About this task: Copy all lines holding the word "title" from the entries.
Given information START
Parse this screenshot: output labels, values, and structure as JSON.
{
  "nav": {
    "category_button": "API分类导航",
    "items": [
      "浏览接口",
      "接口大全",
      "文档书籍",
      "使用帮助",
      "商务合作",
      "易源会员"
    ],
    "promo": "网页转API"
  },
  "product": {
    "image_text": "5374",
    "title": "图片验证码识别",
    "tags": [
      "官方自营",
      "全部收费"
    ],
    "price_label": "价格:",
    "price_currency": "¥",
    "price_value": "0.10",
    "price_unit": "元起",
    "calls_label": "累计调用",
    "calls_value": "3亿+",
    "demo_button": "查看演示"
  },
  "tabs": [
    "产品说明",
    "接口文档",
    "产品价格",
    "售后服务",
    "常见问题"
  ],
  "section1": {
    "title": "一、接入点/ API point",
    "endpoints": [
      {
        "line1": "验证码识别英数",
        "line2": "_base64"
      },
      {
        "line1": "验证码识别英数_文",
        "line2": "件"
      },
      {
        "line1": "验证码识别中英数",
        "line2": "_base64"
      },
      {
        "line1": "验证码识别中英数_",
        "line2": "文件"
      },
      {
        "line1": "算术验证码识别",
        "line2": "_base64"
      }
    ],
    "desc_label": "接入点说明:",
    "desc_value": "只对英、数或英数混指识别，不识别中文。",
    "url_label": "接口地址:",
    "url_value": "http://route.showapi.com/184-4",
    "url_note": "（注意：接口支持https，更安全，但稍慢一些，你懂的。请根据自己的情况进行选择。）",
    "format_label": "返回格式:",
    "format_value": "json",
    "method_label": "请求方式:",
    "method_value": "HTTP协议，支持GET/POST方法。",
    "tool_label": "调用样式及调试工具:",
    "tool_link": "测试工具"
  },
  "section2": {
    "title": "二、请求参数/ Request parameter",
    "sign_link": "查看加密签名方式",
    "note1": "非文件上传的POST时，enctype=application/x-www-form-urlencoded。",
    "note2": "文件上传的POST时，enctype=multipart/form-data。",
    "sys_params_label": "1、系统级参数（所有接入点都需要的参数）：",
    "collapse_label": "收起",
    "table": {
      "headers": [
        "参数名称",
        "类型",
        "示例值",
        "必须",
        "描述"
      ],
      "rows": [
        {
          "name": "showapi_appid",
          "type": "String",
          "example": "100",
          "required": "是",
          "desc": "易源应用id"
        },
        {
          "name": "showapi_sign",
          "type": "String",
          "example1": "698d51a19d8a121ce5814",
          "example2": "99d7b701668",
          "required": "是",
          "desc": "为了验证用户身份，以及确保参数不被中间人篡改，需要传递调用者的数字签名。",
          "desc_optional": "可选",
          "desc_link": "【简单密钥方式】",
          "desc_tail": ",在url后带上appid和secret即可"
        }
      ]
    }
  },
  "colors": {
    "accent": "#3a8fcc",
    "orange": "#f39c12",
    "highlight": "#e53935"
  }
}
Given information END
Solution:
    "title": "图片验证码识别",
    "title": "一、接入点/ API point",
    "title": "二、请求参数/ Request parameter",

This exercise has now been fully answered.